§ Instructions for the task: For the data below, please report each line where the word "Level" is found.

· · · ·

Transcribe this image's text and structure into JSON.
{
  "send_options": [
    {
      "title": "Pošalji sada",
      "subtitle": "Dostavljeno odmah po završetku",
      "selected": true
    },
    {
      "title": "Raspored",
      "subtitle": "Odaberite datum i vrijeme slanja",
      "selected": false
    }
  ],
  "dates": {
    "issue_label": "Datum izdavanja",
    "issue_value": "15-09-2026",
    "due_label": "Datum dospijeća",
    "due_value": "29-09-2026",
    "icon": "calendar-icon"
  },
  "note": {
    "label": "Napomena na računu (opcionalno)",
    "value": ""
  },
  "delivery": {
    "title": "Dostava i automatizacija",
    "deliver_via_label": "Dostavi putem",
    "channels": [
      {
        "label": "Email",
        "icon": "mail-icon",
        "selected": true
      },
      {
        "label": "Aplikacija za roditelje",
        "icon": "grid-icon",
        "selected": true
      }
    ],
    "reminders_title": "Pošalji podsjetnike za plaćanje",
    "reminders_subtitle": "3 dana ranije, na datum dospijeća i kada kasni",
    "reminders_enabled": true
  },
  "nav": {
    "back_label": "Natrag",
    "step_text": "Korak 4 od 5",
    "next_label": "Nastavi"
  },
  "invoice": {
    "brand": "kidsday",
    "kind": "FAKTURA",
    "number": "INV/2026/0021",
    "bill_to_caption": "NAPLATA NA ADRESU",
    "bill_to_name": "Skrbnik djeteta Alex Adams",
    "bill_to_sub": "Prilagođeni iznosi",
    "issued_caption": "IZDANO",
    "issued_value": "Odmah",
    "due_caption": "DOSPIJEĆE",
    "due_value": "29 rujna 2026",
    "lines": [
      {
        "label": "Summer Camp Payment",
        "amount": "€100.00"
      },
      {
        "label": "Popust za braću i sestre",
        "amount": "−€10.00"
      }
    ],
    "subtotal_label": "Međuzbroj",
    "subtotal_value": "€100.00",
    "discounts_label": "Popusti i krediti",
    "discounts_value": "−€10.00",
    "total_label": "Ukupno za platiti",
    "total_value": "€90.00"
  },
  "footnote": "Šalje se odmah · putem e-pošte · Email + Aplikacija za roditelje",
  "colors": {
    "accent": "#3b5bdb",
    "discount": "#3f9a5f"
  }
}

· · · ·

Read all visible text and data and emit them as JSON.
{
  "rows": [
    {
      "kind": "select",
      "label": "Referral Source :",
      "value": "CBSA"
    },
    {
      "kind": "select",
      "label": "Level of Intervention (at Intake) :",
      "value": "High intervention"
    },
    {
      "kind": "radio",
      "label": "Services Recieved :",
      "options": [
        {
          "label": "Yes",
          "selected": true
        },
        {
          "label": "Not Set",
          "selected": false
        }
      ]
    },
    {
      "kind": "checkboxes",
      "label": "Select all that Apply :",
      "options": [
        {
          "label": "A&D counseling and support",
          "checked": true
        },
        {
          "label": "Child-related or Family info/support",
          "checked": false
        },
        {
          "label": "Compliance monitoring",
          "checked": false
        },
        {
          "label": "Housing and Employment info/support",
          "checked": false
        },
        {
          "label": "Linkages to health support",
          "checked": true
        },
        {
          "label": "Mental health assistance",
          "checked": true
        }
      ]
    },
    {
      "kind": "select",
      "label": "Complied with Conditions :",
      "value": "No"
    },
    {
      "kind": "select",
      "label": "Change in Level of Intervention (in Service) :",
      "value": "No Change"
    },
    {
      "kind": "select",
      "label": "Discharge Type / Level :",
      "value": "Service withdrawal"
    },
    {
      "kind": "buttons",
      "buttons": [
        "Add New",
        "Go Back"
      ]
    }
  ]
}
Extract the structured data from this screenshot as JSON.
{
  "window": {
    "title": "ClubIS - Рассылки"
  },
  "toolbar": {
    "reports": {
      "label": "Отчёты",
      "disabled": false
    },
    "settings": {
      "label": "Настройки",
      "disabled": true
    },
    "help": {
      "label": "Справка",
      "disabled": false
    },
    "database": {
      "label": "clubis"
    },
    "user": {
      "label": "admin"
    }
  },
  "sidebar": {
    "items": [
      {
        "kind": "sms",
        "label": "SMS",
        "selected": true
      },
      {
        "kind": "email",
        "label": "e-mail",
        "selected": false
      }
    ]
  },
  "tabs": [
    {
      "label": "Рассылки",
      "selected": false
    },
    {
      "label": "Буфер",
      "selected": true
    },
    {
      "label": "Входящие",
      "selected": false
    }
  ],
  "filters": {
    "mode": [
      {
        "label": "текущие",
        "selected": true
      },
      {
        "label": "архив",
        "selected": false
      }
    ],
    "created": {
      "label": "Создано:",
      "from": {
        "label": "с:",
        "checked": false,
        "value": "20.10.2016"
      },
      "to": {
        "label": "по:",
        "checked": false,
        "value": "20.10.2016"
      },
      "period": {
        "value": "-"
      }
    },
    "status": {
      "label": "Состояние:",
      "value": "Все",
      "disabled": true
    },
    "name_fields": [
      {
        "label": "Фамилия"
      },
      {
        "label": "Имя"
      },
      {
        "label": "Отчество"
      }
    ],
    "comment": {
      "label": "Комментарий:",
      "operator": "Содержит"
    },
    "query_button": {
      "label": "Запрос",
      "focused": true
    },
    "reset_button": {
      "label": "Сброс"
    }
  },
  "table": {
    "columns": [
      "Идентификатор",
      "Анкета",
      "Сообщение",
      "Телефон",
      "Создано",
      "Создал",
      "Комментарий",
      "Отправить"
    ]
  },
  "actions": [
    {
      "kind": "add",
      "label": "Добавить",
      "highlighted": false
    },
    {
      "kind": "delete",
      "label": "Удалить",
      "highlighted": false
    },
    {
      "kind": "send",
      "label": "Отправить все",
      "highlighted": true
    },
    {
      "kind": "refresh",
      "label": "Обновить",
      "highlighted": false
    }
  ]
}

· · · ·

§ Written answer:
      "label": "Level of Intervention (at Intake) :",
      "label": "Change in Level of Intervention (in Service) :",
      "label": "Discharge Type / Level :",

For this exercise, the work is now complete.